__EXERCISE BRIEF__: All records must be restated word for word.

__Interface dataset entries__:
....

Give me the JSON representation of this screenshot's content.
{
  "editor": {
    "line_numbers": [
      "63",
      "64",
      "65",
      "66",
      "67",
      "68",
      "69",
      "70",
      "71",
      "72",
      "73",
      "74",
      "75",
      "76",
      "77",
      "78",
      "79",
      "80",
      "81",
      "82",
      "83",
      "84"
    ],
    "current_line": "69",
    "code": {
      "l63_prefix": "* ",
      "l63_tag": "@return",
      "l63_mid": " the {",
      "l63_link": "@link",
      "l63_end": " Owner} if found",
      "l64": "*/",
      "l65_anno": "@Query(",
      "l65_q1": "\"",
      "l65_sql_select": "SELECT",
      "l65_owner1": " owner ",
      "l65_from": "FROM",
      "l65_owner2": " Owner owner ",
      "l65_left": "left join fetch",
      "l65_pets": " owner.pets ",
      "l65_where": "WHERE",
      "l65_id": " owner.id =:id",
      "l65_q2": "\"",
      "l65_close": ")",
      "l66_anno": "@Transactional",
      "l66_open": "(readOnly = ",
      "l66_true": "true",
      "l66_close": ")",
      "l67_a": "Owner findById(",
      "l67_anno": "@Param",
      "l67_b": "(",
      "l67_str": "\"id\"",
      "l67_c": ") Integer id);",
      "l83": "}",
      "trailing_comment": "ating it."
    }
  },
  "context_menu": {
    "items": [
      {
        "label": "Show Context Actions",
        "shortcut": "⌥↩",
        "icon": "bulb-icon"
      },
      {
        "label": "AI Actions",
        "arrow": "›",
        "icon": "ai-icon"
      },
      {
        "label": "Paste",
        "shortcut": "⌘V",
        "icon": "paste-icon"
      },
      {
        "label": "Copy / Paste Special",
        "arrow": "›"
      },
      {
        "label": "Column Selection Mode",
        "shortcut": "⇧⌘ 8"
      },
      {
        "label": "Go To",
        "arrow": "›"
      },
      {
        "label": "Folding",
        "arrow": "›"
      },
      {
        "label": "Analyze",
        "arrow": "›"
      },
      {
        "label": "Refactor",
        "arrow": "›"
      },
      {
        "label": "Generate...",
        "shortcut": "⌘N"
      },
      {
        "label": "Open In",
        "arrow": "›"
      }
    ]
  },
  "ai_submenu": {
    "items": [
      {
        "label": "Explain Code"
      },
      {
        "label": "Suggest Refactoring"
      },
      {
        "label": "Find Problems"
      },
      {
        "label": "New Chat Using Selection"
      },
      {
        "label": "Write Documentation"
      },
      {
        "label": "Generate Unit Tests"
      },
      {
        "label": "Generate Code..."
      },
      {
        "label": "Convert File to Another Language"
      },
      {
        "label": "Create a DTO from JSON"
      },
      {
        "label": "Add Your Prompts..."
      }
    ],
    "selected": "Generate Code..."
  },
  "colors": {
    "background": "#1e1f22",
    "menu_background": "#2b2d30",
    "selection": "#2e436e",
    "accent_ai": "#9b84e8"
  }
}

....

__WRITTEN ANSWER__:
Give me the JSON representation of this screenshot's content.
{
  "editor": {
    "line_numbers": [
      "63",
      "64",
      "65",
      "66",
      "67",
      "68",
      "69",
      "70",
      "71",
      "72",
      "73",
      "74",
      "75",
      "76",
      "77",
      "78",
      "79",
      "80",
      "81",
      "82",
      "83",
      "84"
    ],
    "current_line": "69",
    "code": {
      "l63_prefix": "* ",
      "l63_tag": "@return",
      "l63_mid": " the {",
      "l63_link": "@link",
      "l63_end": " Owner} if found",
      "l64": "*/",
      "l65_anno": "@Query(",
      "l65_q1": "\"",
      "l65_sql_select": "SELECT",
      "l65_owner1": " owner ",
      "l65_from": "FROM",
      "l65_owner2": " Owner owner ",
      "l65_left": "left join fetch",
      "l65_pets": " owner.pets ",
      "l65_where": "WHERE",
      "l65_id": " owner.id =:id",
      "l65_q2": "\"",
      "l65_close": ")",
      "l66_anno": "@Transactional",
      "l66_open": "(readOnly = ",
      "l66_true": "true",
      "l66_close": ")",
      "l67_a": "Owner findById(",
      "l67_anno": "@Param",
      "l67_b": "(",
      "l67_str": "\"id\"",
      "l67_c": ") Integer id);",
      "l83": "}",
      "trailing_comment": "ating it."
    }
  },
  "context_menu": {
    "items": [
      {
        "label": "Show Context Actions",
        "shortcut": "⌥↩",
        "icon": "bulb-icon"
      },
      {
        "label": "AI Actions",
        "arrow": "›",
        "icon": "ai-icon"
      },
      {
        "label": "Paste",
        "shortcut": "⌘V",
        "icon": "paste-icon"
      },
      {
        "label": "Copy / Paste Special",
        "arrow": "›"
      },
      {
        "label": "Column Selection Mode",
        "shortcut": "⇧⌘ 8"
      },
      {
        "label": "Go To",
        "arrow": "›"
      },
      {
        "label": "Folding",
        "arrow": "›"
      },
      {
        "label": "Analyze",
        "arrow": "›"
      },
      {
        "label": "Refactor",
        "arrow": "›"
      },
      {
        "label": "Generate...",
        "shortcut": "⌘N"
      },
      {
        "label": "Open In",
        "arrow": "›"
      }
    ]
  },
  "ai_submenu": {
    "items": [
      {
        "label": "Explain Code"
      },
      {
        "label": "Suggest Refactoring"
      },
      {
        "label": "Find Problems"
      },
      {
        "label": "New Chat Using Selection"
      },
      {
        "label": "Write Documentation"
      },
      {
        "label": "Generate Unit Tests"
      },
      {
        "label": "Generate Code..."
      },
      {
        "label": "Convert File to Another Language"
      },
      {
        "label": "Create a DTO from JSON"
      },
      {
        "label": "Add Your Prompts..."
      }
    ],
    "selected": "Generate Code..."
  },
  "colors": {
    "background": "#1e1f22",
    "menu_background": "#2b2d30",
    "selection": "#2e436e",
    "accent_ai": "#9b84e8"
  }
}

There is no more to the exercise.